Marine sponges produce chemical compounds to deter predation by herbivorous fish. Two sponges, Erylus formosus and Ectyoplasia ferox, are interesting because the chemical deterrents they produce are triterpene glycosides. These deterrents, one of which is formoside, deter feeding by a wide range of fish. Formoside deters coral reef fish, as expected, and also deters freshwater fish like zebrafish, despite the fact that zebrafish would not normally encounter. The gene of the receptor for formoside was identified in a zebrafish cDNA library.

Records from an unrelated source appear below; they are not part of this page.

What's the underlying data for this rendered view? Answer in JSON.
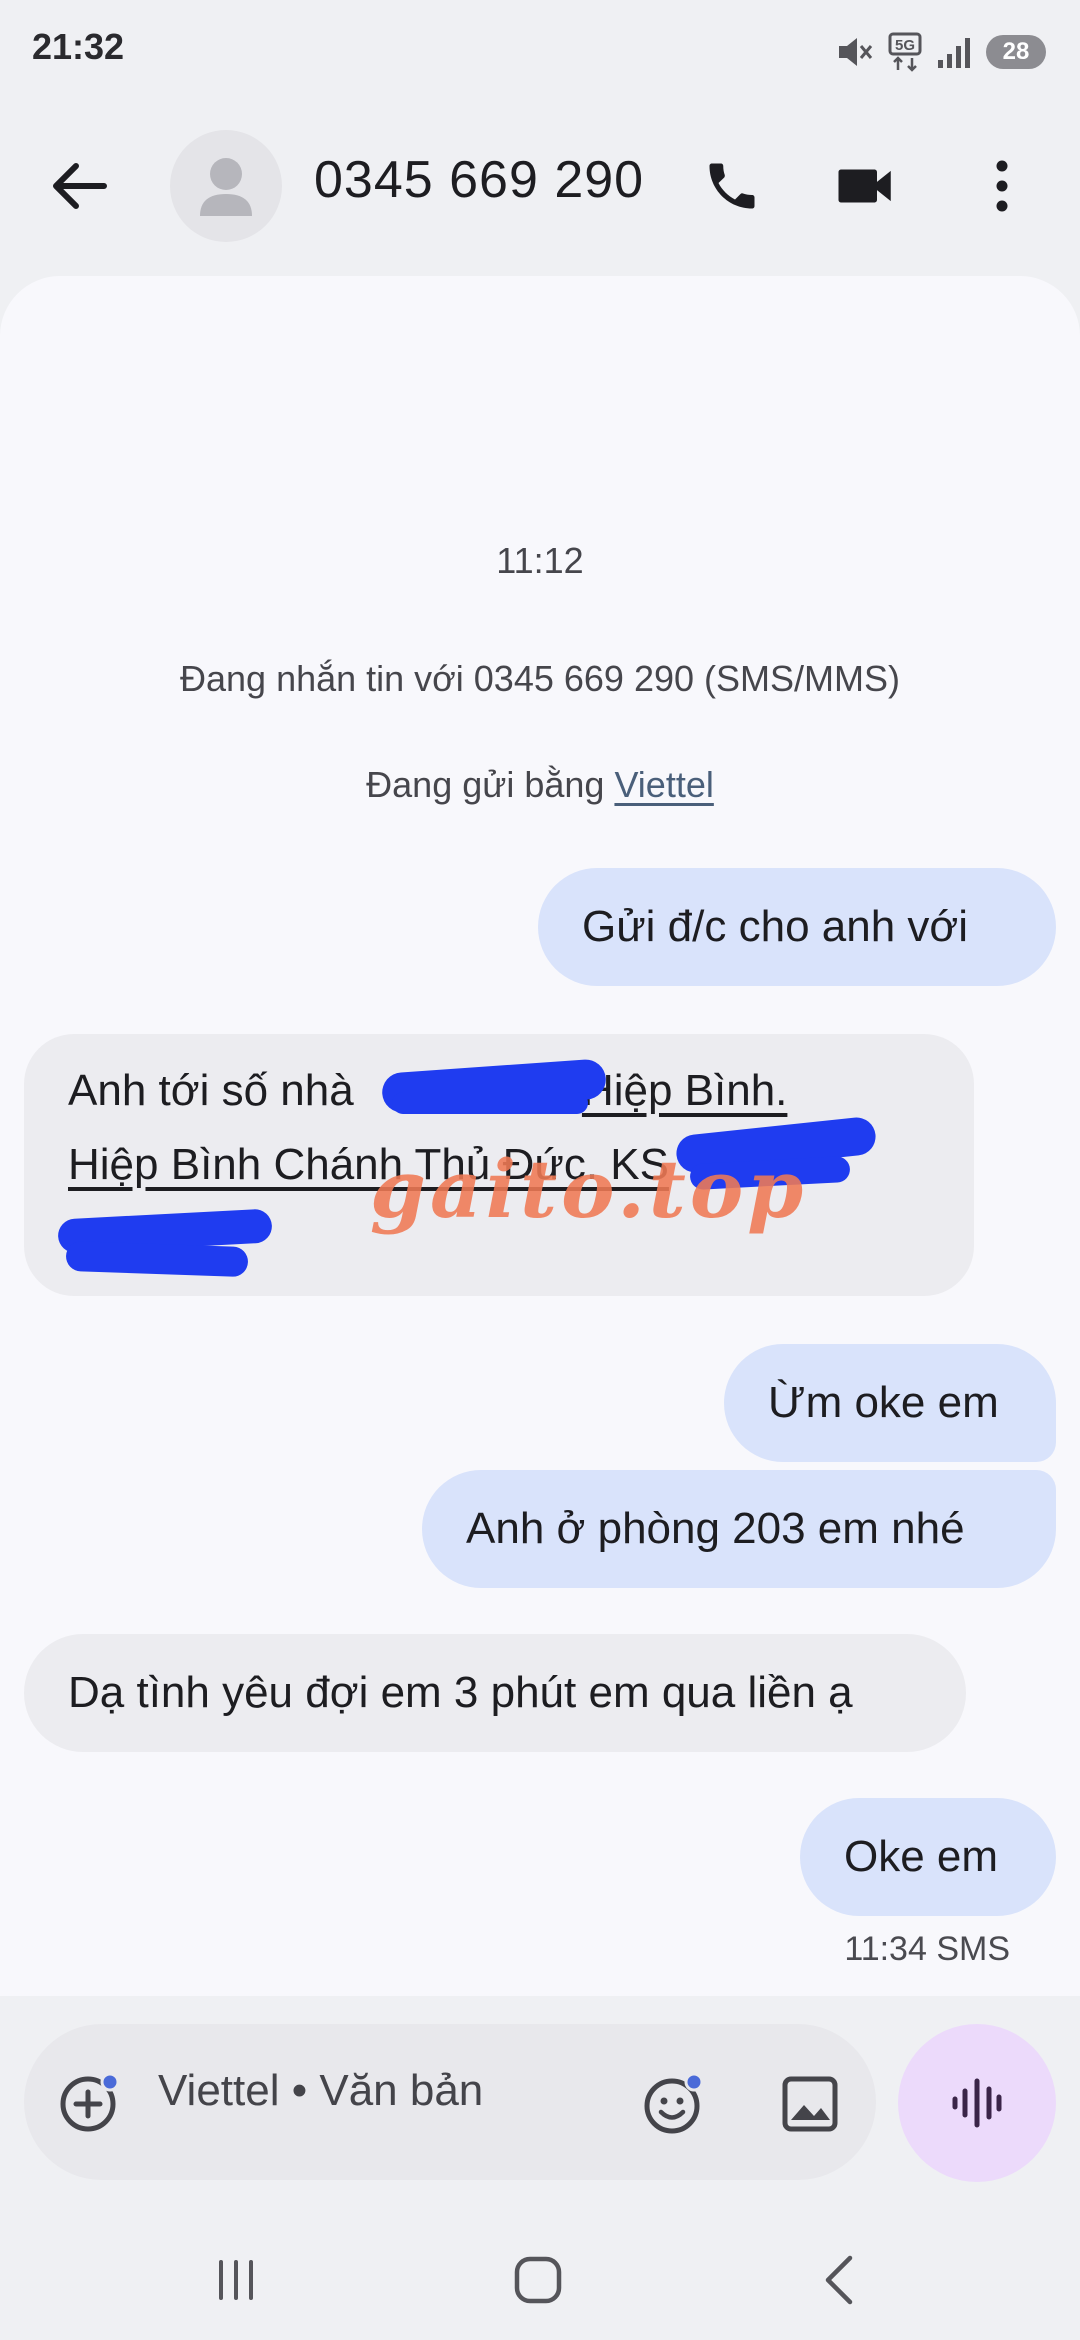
{
  "status_bar": {
    "time": "21:32",
    "battery": "28"
  },
  "header": {
    "contact": "0345 669 290"
  },
  "conversation": {
    "timestamp": "11:12",
    "info_line": "Đang nhắn tin với 0345 669 290 (SMS/MMS)",
    "sending_prefix": "Đang gửi bằng ",
    "carrier": "Viettel",
    "messages": [
      {
        "dir": "out",
        "text": "Gửi đ/c cho anh với"
      },
      {
        "dir": "in",
        "line1_prefix": "Anh tới số nhà ",
        "line1_link": "Hiệp Bình.",
        "line2": "Hiệp Bình Chánh Thủ Đức. KS"
      },
      {
        "dir": "out",
        "text": "Ừm oke em"
      },
      {
        "dir": "out",
        "text": "Anh ở phòng 203 em nhé"
      },
      {
        "dir": "in",
        "text": "Dạ tình yêu đợi em 3 phút em qua liền ạ"
      },
      {
        "dir": "out",
        "text": "Oke em"
      }
    ],
    "last_meta": "11:34 SMS"
  },
  "watermark": "gaito.top",
  "composer": {
    "placeholder": "Viettel • Văn bản"
  },
  "colors": {
    "outgoing": "#d9e3fb",
    "incoming": "#ececf0",
    "voice_button": "#ecdafb",
    "redaction": "#1f3cf0"
  }
}
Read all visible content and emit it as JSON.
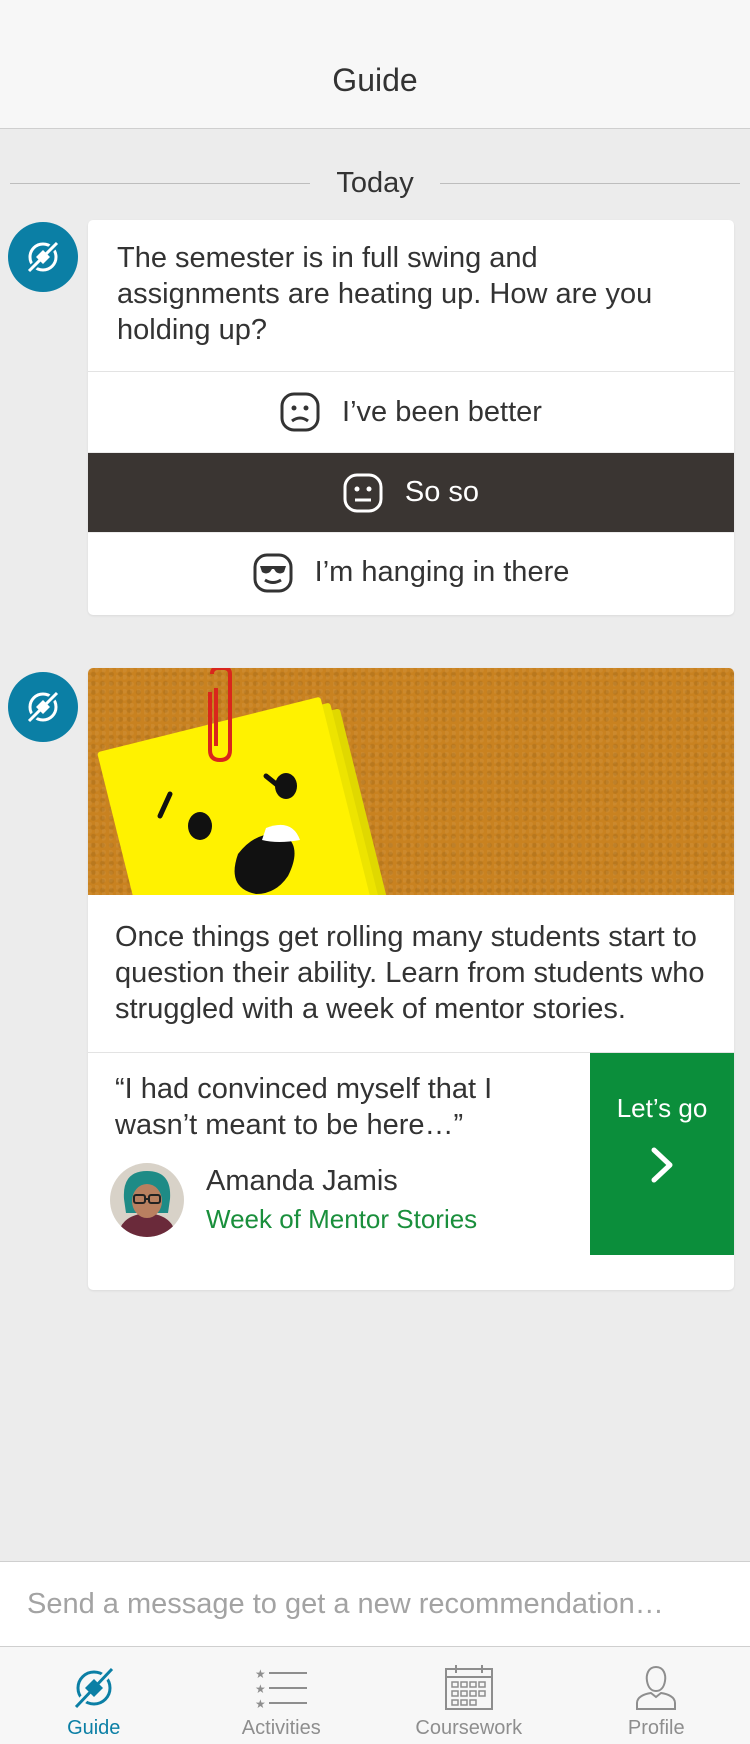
{
  "nav": {
    "title": "Guide"
  },
  "feed": {
    "date_label": "Today",
    "checkin": {
      "question": "The semester is in full swing and assignments are heating up. How are you holding up?",
      "options": [
        {
          "label": "I’ve been better",
          "icon": "sad-face-icon",
          "selected": false
        },
        {
          "label": "So so",
          "icon": "neutral-face-icon",
          "selected": true
        },
        {
          "label": "I’m hanging in there",
          "icon": "sunglasses-face-icon",
          "selected": false
        }
      ]
    },
    "story": {
      "image": "worried-sticky-note-on-corkboard",
      "body": "Once things get rolling many students start to question their ability. Learn from students who struggled with a week of mentor stories.",
      "quote": "“I had convinced myself that I wasn’t meant to be here…”",
      "author_name": "Amanda Jamis",
      "series": "Week of Mentor Stories",
      "cta_label": "Let’s go"
    }
  },
  "composer": {
    "placeholder": "Send a message to get a new recommendation…"
  },
  "tabs": [
    {
      "label": "Guide",
      "icon": "compass-icon",
      "active": true
    },
    {
      "label": "Activities",
      "icon": "list-icon",
      "active": false
    },
    {
      "label": "Coursework",
      "icon": "calendar-icon",
      "active": false
    },
    {
      "label": "Profile",
      "icon": "person-icon",
      "active": false
    }
  ],
  "colors": {
    "accent": "#0b7fa5",
    "cta_green": "#0b8e3b",
    "selected_option": "#3a3532",
    "series_link": "#1a8f3c"
  }
}
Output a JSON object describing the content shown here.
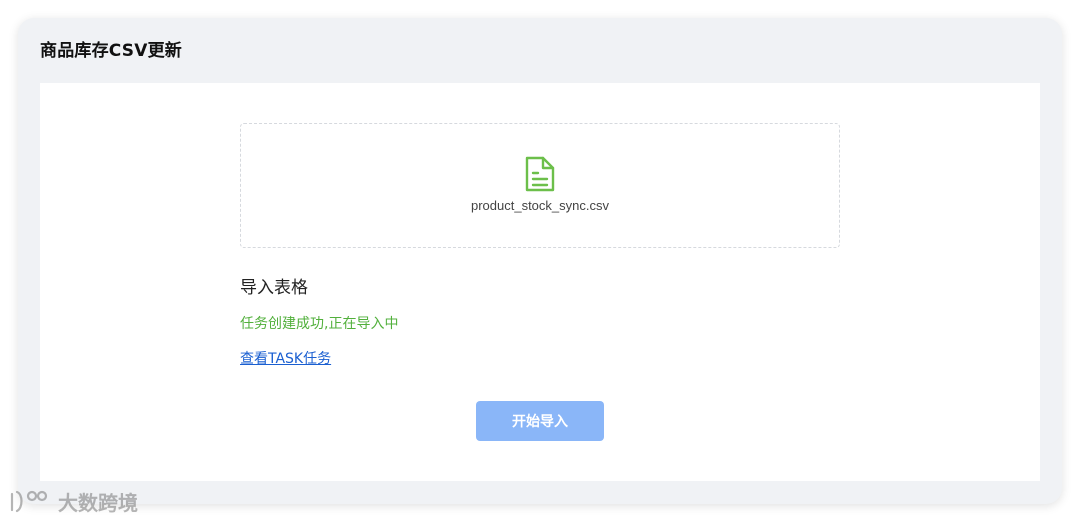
{
  "card": {
    "title": "商品库存CSV更新"
  },
  "upload": {
    "file_icon": "file-text-icon",
    "file_name": "product_stock_sync.csv"
  },
  "section": {
    "title": "导入表格",
    "status": "任务创建成功,正在导入中",
    "task_link": "查看TASK任务"
  },
  "actions": {
    "start_label": "开始导入"
  },
  "watermark": {
    "text": "大数跨境"
  },
  "colors": {
    "success": "#52b03c",
    "link": "#1a5fd1",
    "button_disabled": "#8ab6f8",
    "file_icon": "#6cbf4a"
  }
}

The protein encoded by this gene is similar to receptor activity modifying proteins (RAMPs), because its activation results in a signal cascade that stems from a G-protein coupled receptor (GPCR) that has yet to be identified . As such, it was termed RL-TGR, for RAMP-like triterpene glycoside receptor . Although evidence suggests that this is the target of formoside, it has not been extensively studied in reef fish, and its associated GPCR is still unknown.
We are studying RL-TGR to learn more about fish chemoreception pathways. We are using molecular biology techniques to determine whether chemoreception is due to taste or olfaction, and to identify anatomically where RL-TGR is expressed. We also identifying the GPCR or multiple GPCRs that associate with RL-TGR to initiate the chemoreception pathway. We can also investigate whether chemoreception of other chemical defenses activate similar pathways, through RL-TGR-like and RAMP-like co-receptors of GPCRs. This research project, which is specific to chemoreception of sponge chemical defenses, will help us to understand the chemical ecology and the behavioral ecology of marine environments.